21. I find that there was adequate documentary evidence before me to support the claimed relationship between the appellant and her sponsor. The evidence is in the form of Letters of Administration obtained by the sponsor in respect of her late brother’s property. There were letters from the Nigerian Army to the sponsor which named her as the next of kin. I accept the sponsor’s evidence that when her brother joined the army he would have had to name who his next of kin was in case anything happened to him and he had named her as his next of kin. Although there was no expressed letter or document saying that he required the sponsor to take care of the appellant, I accept the sponsor’s evidence that she believed that as next of kin, she was required by her brother to take care of the appellant should anything happen to him. It is apparent from the evidence that the sponsor is now the only living relative of the appellant. The appellant is an orphan. The sponsor has been granted an order to adopt the appellant. The sponsor has proved that she has been financially responsible for the appellant. She is in regular telephone contact with the appellant and has visited the appellant in Nigeria. All this evidence goes to show that the appellant and the sponsor are related as claimed. I also accept the sponsor’s evidence that the adoption court required her late father to write a letter giving authority to her to adopt the appellant. This was because the appellant was in his care at the time of the adoption and the court needed to release the appellant into the sponsor’s care.
22. The ECO also refused the appellant’s application under was paragraph 297(i)(f). This requires the appellant to prove that there are serious and compelling family or other considerations which make exclusion undesirable and that suitable arrangements have been made for her care.
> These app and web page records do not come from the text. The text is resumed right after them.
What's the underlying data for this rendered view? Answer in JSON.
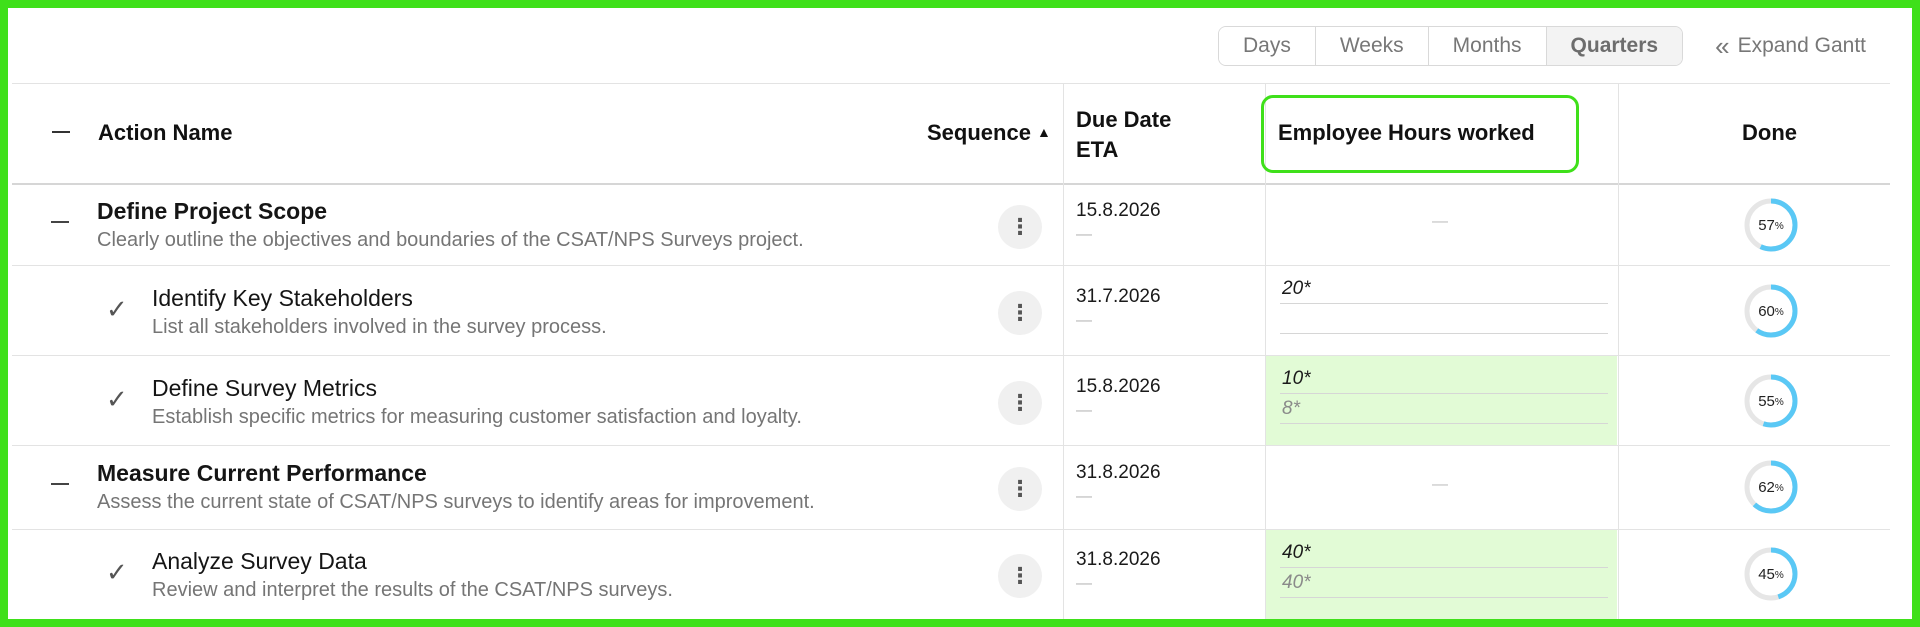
{
  "toolbar": {
    "scale_options": [
      "Days",
      "Weeks",
      "Months",
      "Quarters"
    ],
    "active_scale": "Quarters",
    "expand_label": "Expand Gantt"
  },
  "columns": {
    "action_name": "Action Name",
    "sequence": "Sequence",
    "sequence_sort_icon": "▲",
    "due_date_line1": "Due Date",
    "due_date_line2": "ETA",
    "hours": "Employee Hours worked",
    "done": "Done"
  },
  "colors": {
    "highlight": "#3fe01a",
    "progress": "#5ac8f5",
    "progress_track": "#e6e6e6",
    "hours_fill": "#e2fbd6"
  },
  "rows": [
    {
      "type": "parent",
      "title": "Define Project Scope",
      "description": "Clearly outline the objectives and boundaries of the CSAT/NPS Surveys project.",
      "due_date": "15.8.2026",
      "due_sub": "—",
      "hours_empty": "—",
      "hours": [],
      "done_pct": 57
    },
    {
      "type": "child",
      "title": "Identify Key Stakeholders",
      "description": "List all stakeholders involved in the survey process.",
      "due_date": "31.7.2026",
      "due_sub": "—",
      "hours": [
        "20*",
        ""
      ],
      "done_pct": 60
    },
    {
      "type": "child",
      "title": "Define Survey Metrics",
      "description": "Establish specific metrics for measuring customer satisfaction and loyalty.",
      "due_date": "15.8.2026",
      "due_sub": "—",
      "hours": [
        "10*",
        "8*"
      ],
      "done_pct": 55
    },
    {
      "type": "parent",
      "title": "Measure Current Performance",
      "description": "Assess the current state of CSAT/NPS surveys to identify areas for improvement.",
      "due_date": "31.8.2026",
      "due_sub": "—",
      "hours_empty": "—",
      "hours": [],
      "done_pct": 62
    },
    {
      "type": "child",
      "title": "Analyze Survey Data",
      "description": "Review and interpret the results of the CSAT/NPS surveys.",
      "due_date": "31.8.2026",
      "due_sub": "—",
      "hours": [
        "40*",
        "40*"
      ],
      "done_pct": 45
    }
  ],
  "icons": {
    "collapse": "minus-icon",
    "expand_gantt": "double-chevron-left-icon",
    "row_menu": "kebab-menu-icon",
    "child_status": "check-icon"
  }
}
23. I found the sponsor credible and accept her evidence that she has arranged for the appellant to be cared for by Mrs Omoakale. The sponsor has rented one room which is occupied by Mrs Omoakale, her 30 year old son and the appellant. I bear in mind that the appellant is still a child. It is highly inappropriate for her to be sharing a room with a 30 year old man. She is an orphan and is being cared for by a lady who is not her relative. She has finished primary school and should be in secondary school but because of the care arrangements in place at the moment the sponsor is unable to make permanent arrangement for the appellant to go to secondary school. The appellant is not attending school at the moment. The appellant needs to grow up in a safe and secure family environment which I find will be provided to her by her sponsor. Her best interests are better served by coming to the UK to live with her aunt who is emotionally attached to her and, because of the family’s circumstances, is the only living relative she has.
24. I find that the appellant’s circumstances amount to compelling and compassionate circumstances which make her exclusion from the UK undesirable.
25. I allow the appellant’s appeal.

Signed Date

Upper Tribunal Judge Eshun